• [WORK REQUEST] Below are some records. Print all of them exactly as they appear.

• [EXERCISE MATERIAL]
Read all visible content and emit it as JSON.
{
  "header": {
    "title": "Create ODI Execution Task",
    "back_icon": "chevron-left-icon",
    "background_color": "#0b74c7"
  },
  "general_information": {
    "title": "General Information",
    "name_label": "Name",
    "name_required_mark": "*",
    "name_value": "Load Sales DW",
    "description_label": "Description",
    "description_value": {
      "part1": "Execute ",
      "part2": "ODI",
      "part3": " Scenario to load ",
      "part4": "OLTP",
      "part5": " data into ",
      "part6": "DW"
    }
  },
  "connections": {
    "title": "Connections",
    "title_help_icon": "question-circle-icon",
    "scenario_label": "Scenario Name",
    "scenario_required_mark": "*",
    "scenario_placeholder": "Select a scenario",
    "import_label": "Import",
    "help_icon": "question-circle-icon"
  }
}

• [REPLY]
Read all visible content and emit it as JSON.
{
  "header": {
    "title": "Create ODI Execution Task",
    "back_icon": "chevron-left-icon",
    "background_color": "#0b74c7"
  },
  "general_information": {
    "title": "General Information",
    "name_label": "Name",
    "name_required_mark": "*",
    "name_value": "Load Sales DW",
    "description_label": "Description",
    "description_value": {
      "part1": "Execute ",
      "part2": "ODI",
      "part3": " Scenario to load ",
      "part4": "OLTP",
      "part5": " data into ",
      "part6": "DW"
    }
  },
  "connections": {
    "title": "Connections",
    "title_help_icon": "question-circle-icon",
    "scenario_label": "Scenario Name",
    "scenario_required_mark": "*",
    "scenario_placeholder": "Select a scenario",
    "import_label": "Import",
    "help_icon": "question-circle-icon"
  }
}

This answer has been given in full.